The Old Fall River Line


Only one financier made his personal impression on the Fall River Line, but that made up for all the others. He was Jim Fisk, not so long before a peddler of notions in Vermont, later the owner of everything from railroads to judges. Representing a group of Boston capitalists, he had outsmarted Daniel Drew into selling out his rival steamboat interest, no small achievement in itself, and this made him a power, the president of a great steamboat line. It was 1869, expansion was in the air, the line’s business was booming. Fisk found himself the master of the then outstanding Bristol and Providence , great walking-beam steamers of nearly 3,1100 tons, able to carry over 800 passengers each in luxury unparalleled for the time. Fisk filled them with thick carpets and line fixtures. Hands were employed to serenade the customers and into each of the two ships went 250 canaries in cages, each of them personally named by Fisk, a man of elephantine and often childish humors. His vanity was prodigious, but he could lie soft-hearted, bestowing free trips on strangers who caught his eye, granting pensions to oldtimers in a day when this kind of paternalism was a rarity.


“If Vanderbilt’s a Commodore, I can be an Admiral!” he once exclaimed, and bought himself a gaudy Admiral’s uniform. Leaving Mrs. Fisk to dwell in luxurious embarrassment in his house at Boston, he lived openly with his mistress, Josie Mansfield, in New York, buying her a female version of his Admiral’s suit so that the frolicsome pair might board the Bristol or Providence , to stroll arm-in-arm through the gaping crowds, greeting friends and issuing loud orders until the ship had passed around the Battery and they could be taken off in a pilot boat.

After Fisk’s death, when his rival for Josie’s affections shot him on the stairs of the Grand Central Hotel one day in 1872, the line changed its name again, to the Old Colony Steamboat Company, which was under railroad control. Later it was absorbed, along with the Old Colony Railroad, by the New Haven in the 1890’s. Competition was brisk, principally from the Stonington Line, which took to calling itself “Old Reliable,” only to run two of its best ships aground one after the other, and then to have two others, the sister ships Narragansett and Stonington , collide off Cornfield Point, near Saybrook, Connecticut, with a loss of 27 lives. Presently this line too was swallowed up in the Morgan mergers.
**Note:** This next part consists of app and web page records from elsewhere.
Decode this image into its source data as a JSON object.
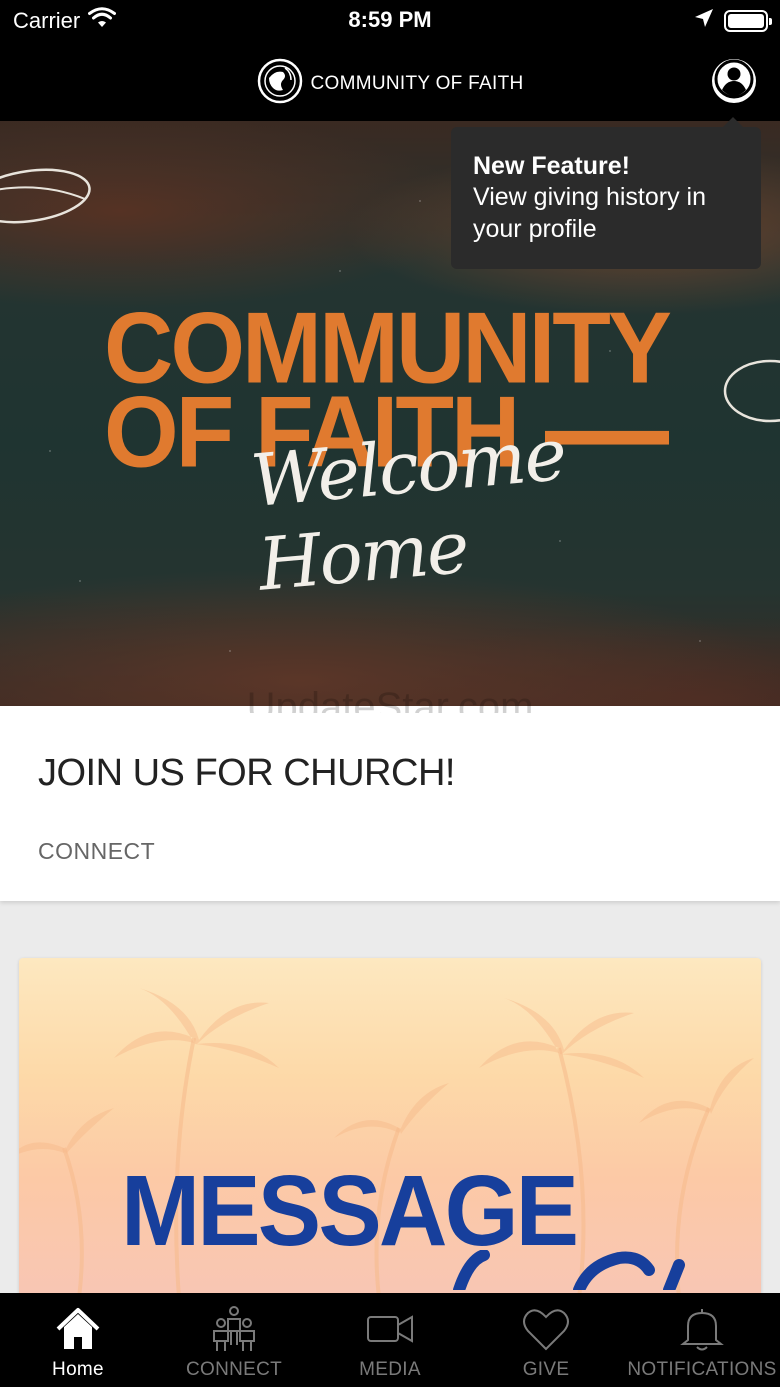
{
  "status_bar": {
    "carrier": "Carrier",
    "time": "8:59 PM"
  },
  "header": {
    "title": "COMMUNITY OF FAITH",
    "logo_icon": "globe-logo-icon",
    "profile_icon": "user-profile-icon"
  },
  "tooltip": {
    "title": "New Feature!",
    "body": "View giving history in your profile"
  },
  "hero": {
    "title_line1": "COMMUNITY",
    "title_line2": "OF FAITH",
    "subtitle": "Welcome Home",
    "accent_color": "#e07a2f"
  },
  "watermark": "UpdateStar.com",
  "card": {
    "title": "JOIN US FOR CHURCH!",
    "category": "CONNECT"
  },
  "message_card": {
    "title": "MESSAGE",
    "title_color": "#173f9c"
  },
  "tab_bar": {
    "tabs": [
      {
        "label": "Home",
        "icon": "home-icon",
        "active": true
      },
      {
        "label": "CONNECT",
        "icon": "people-icon",
        "active": false
      },
      {
        "label": "MEDIA",
        "icon": "video-camera-icon",
        "active": false
      },
      {
        "label": "GIVE",
        "icon": "heart-icon",
        "active": false
      },
      {
        "label": "NOTIFICATIONS",
        "icon": "bell-icon",
        "active": false
      }
    ]
  }
}
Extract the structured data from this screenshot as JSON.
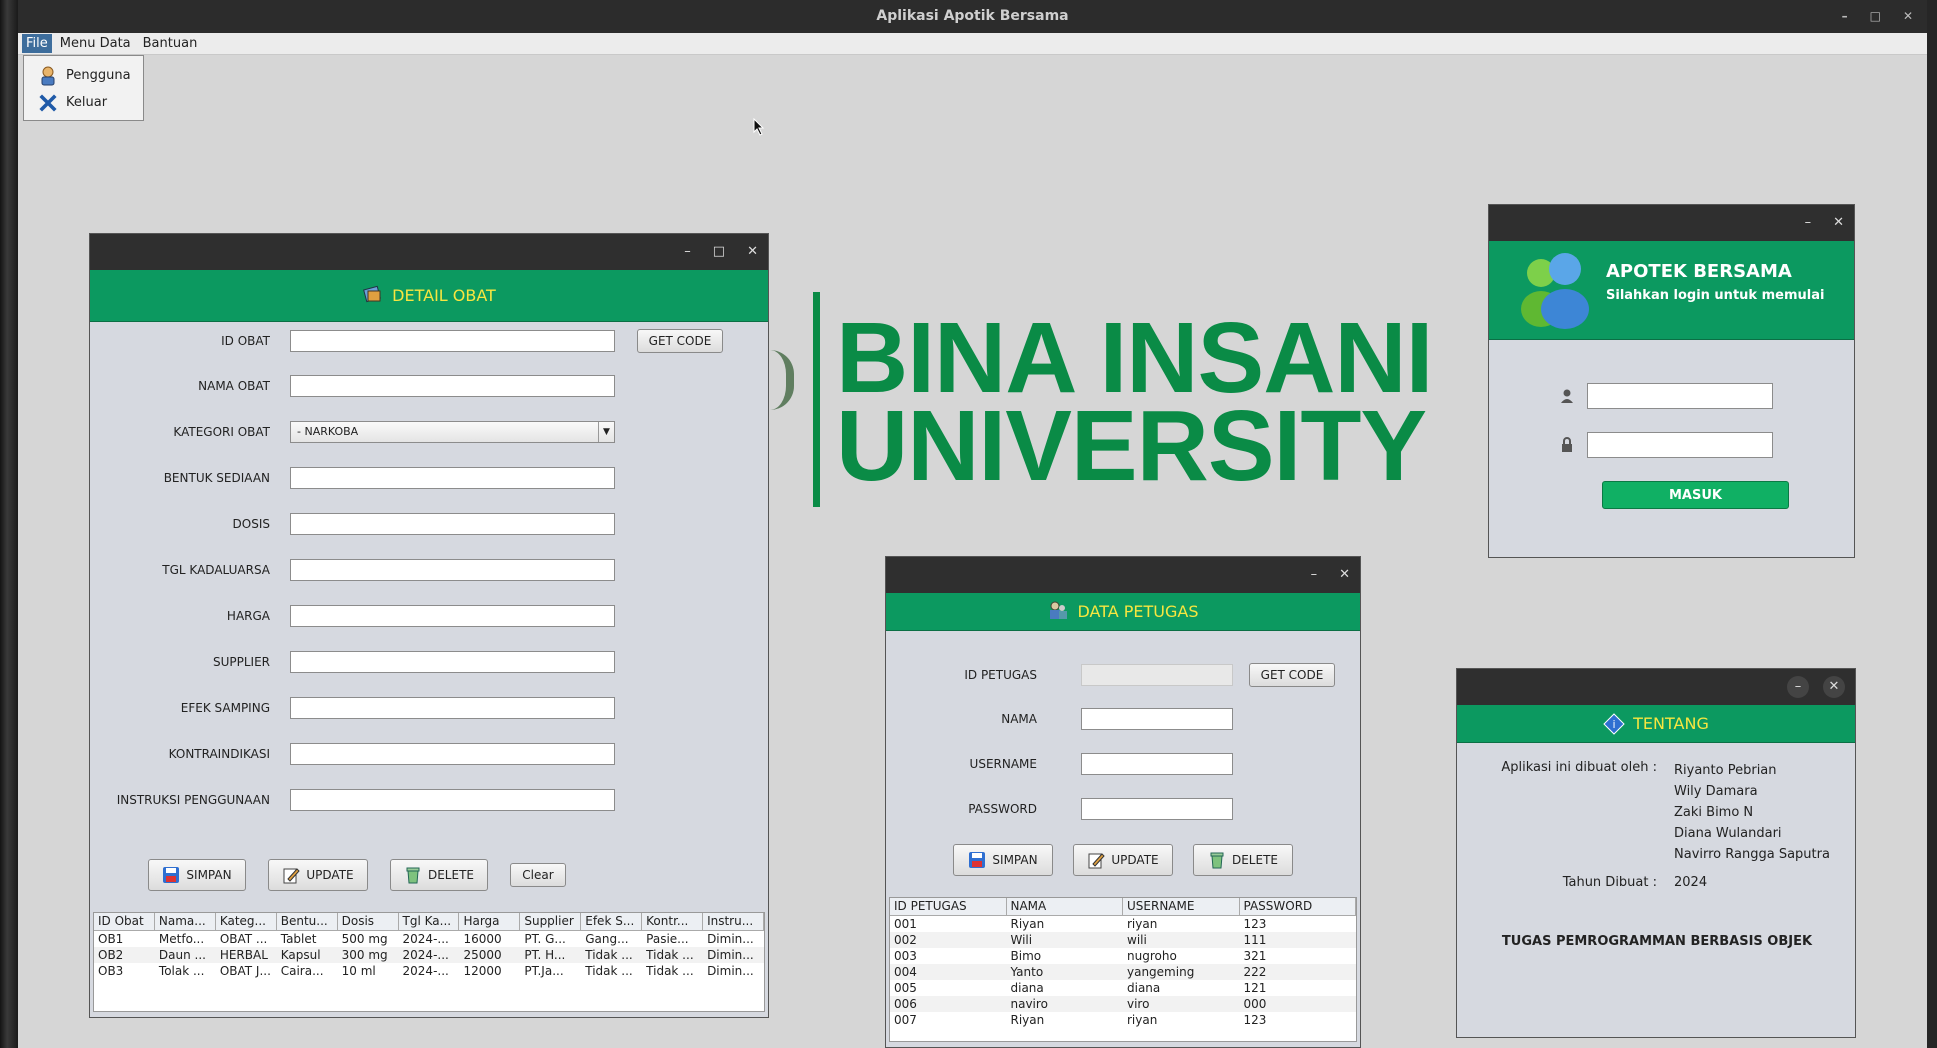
{
  "window": {
    "title": "Aplikasi Apotik Bersama"
  },
  "menubar": {
    "items": [
      "File",
      "Menu Data",
      "Bantuan"
    ]
  },
  "file_menu": {
    "items": [
      {
        "label": "Pengguna",
        "icon": "user-icon"
      },
      {
        "label": "Keluar",
        "icon": "close-x-icon"
      }
    ]
  },
  "background": {
    "line1": "BINA INSANI",
    "line2": "UNIVERSITY"
  },
  "detail_obat": {
    "title": "DETAIL OBAT",
    "labels": {
      "id": "ID OBAT",
      "nama": "NAMA OBAT",
      "kategori": "KATEGORI OBAT",
      "bentuk": "BENTUK SEDIAAN",
      "dosis": "DOSIS",
      "tgl": "TGL KADALUARSA",
      "harga": "HARGA",
      "supplier": "SUPPLIER",
      "efek": "EFEK SAMPING",
      "kontra": "KONTRAINDIKASI",
      "instruksi": "INSTRUKSI PENGGUNAAN"
    },
    "kategori_selected": "- NARKOBA",
    "get_code": "GET CODE",
    "buttons": {
      "simpan": "SIMPAN",
      "update": "UPDATE",
      "delete": "DELETE",
      "clear": "Clear"
    },
    "table": {
      "headers": [
        "ID Obat",
        "Nama...",
        "Kateg...",
        "Bentu...",
        "Dosis",
        "Tgl Ka...",
        "Harga",
        "Supplier",
        "Efek S...",
        "Kontr...",
        "Instru..."
      ],
      "rows": [
        [
          "OB1",
          "Metfo...",
          "OBAT ...",
          "Tablet",
          "500 mg",
          "2024-...",
          "16000",
          "PT. G...",
          "Gang...",
          "Pasie...",
          "Dimin..."
        ],
        [
          "OB2",
          "Daun ...",
          "HERBAL",
          "Kapsul",
          "300 mg",
          "2024-...",
          "25000",
          "PT. H...",
          "Tidak ...",
          "Tidak ...",
          "Dimin..."
        ],
        [
          "OB3",
          "Tolak ...",
          "OBAT J...",
          "Caira...",
          "10 ml",
          "2024-...",
          "12000",
          "PT.Ja...",
          "Tidak ...",
          "Tidak ...",
          "Dimin..."
        ]
      ]
    }
  },
  "data_petugas": {
    "title": "DATA PETUGAS",
    "labels": {
      "id": "ID PETUGAS",
      "nama": "NAMA",
      "username": "USERNAME",
      "password": "PASSWORD"
    },
    "get_code": "GET CODE",
    "buttons": {
      "simpan": "SIMPAN",
      "update": "UPDATE",
      "delete": "DELETE"
    },
    "table": {
      "headers": [
        "ID PETUGAS",
        "NAMA",
        "USERNAME",
        "PASSWORD"
      ],
      "rows": [
        [
          "001",
          "Riyan",
          "riyan",
          "123"
        ],
        [
          "002",
          "Wili",
          "wili",
          "111"
        ],
        [
          "003",
          "Bimo",
          "nugroho",
          "321"
        ],
        [
          "004",
          "Yanto",
          "yangeming",
          "222"
        ],
        [
          "005",
          "diana",
          "diana",
          "121"
        ],
        [
          "006",
          "naviro",
          "viro",
          "000"
        ],
        [
          "007",
          "Riyan",
          "riyan",
          "123"
        ]
      ]
    }
  },
  "login": {
    "title": "APOTEK BERSAMA",
    "subtitle": "Silahkan login untuk memulai",
    "button": "MASUK"
  },
  "tentang": {
    "title": "TENTANG",
    "made_by_label": "Aplikasi ini dibuat oleh :",
    "authors": [
      "Riyanto Pebrian",
      "Wily Damara",
      "Zaki Bimo N",
      "Diana Wulandari",
      "Navirro Rangga Saputra"
    ],
    "year_label": "Tahun Dibuat :",
    "year": "2024",
    "footer": "TUGAS PEMROGRAMMAN BERBASIS OBJEK"
  },
  "colors": {
    "header_green": "#0c9960",
    "title_yellow": "#f7e640",
    "brand_green": "#0a8b46"
  }
}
Meanwhile, the waters of Long Island Sound were witnessing what seemed like fresh miracles almost every year. In 1881 the Norwich Line launched the first large iron steamer to travel the Sound, the City of Worcester ; she had the first electric lights—and had them nine years before the White House. When the Fall River Line brought out its own great iron double-hulled ship, the Pilgrim , two years later, the company’s blurb writers were carried away. She slept 1,200 persons. Her paddle wheels “feathered.” She was “unsinkable.” “She is lighted with 1,000 incandescent electric lights, aggregating 12,000 candles, and Mr. Edison has exhausted his inventive faculties in fitting up this magnificent vessel.”


Presently other pleasure domes taxed the descriptivepowers of the writers even further—the “artistic as well as seaworthy” Puritan , first to hide its walking-beam, which weighed 46 tons, under a special covering. (Why hide such a handsome piece of machinery? Remember, the age also put skirts on table legs.) She was done “in the style of the Italian Renaissance.” Then there was a new Providence , in “French Renaissance,” and the massive Commonwealth , largest of the Sound steamers ever built, which capped the climax by being decorated in no less than seven different architectural styles. Fortunately, for those oppressed by the ever-changing and rambunctious décor , there were the windows in the dining saloon, the largest ones ever installed, and beyond them the calm waters of the Sound, the lighted towns and headlands, the winking lightships and occasional thrill of a passing steamer or a schooner heeling over under sail.

The officers of the line, who often drew on several generations of the same family, were proudest of the safety record. There were accidents now and thengroundings, collisions, anxious moments and heroic ones: once the Priscilla and the Commonwealth rescued the entire passenger list of a sinking competitor, the brand-new Boston of the Eastern Steamship Lines; again, in a heavy fog in 1912, the Commonwealth rammed and, to the nation’s amusement, badly dented the new armored dreadnaught New Hampshire —but the record stood: only one passenger lost in ninety years.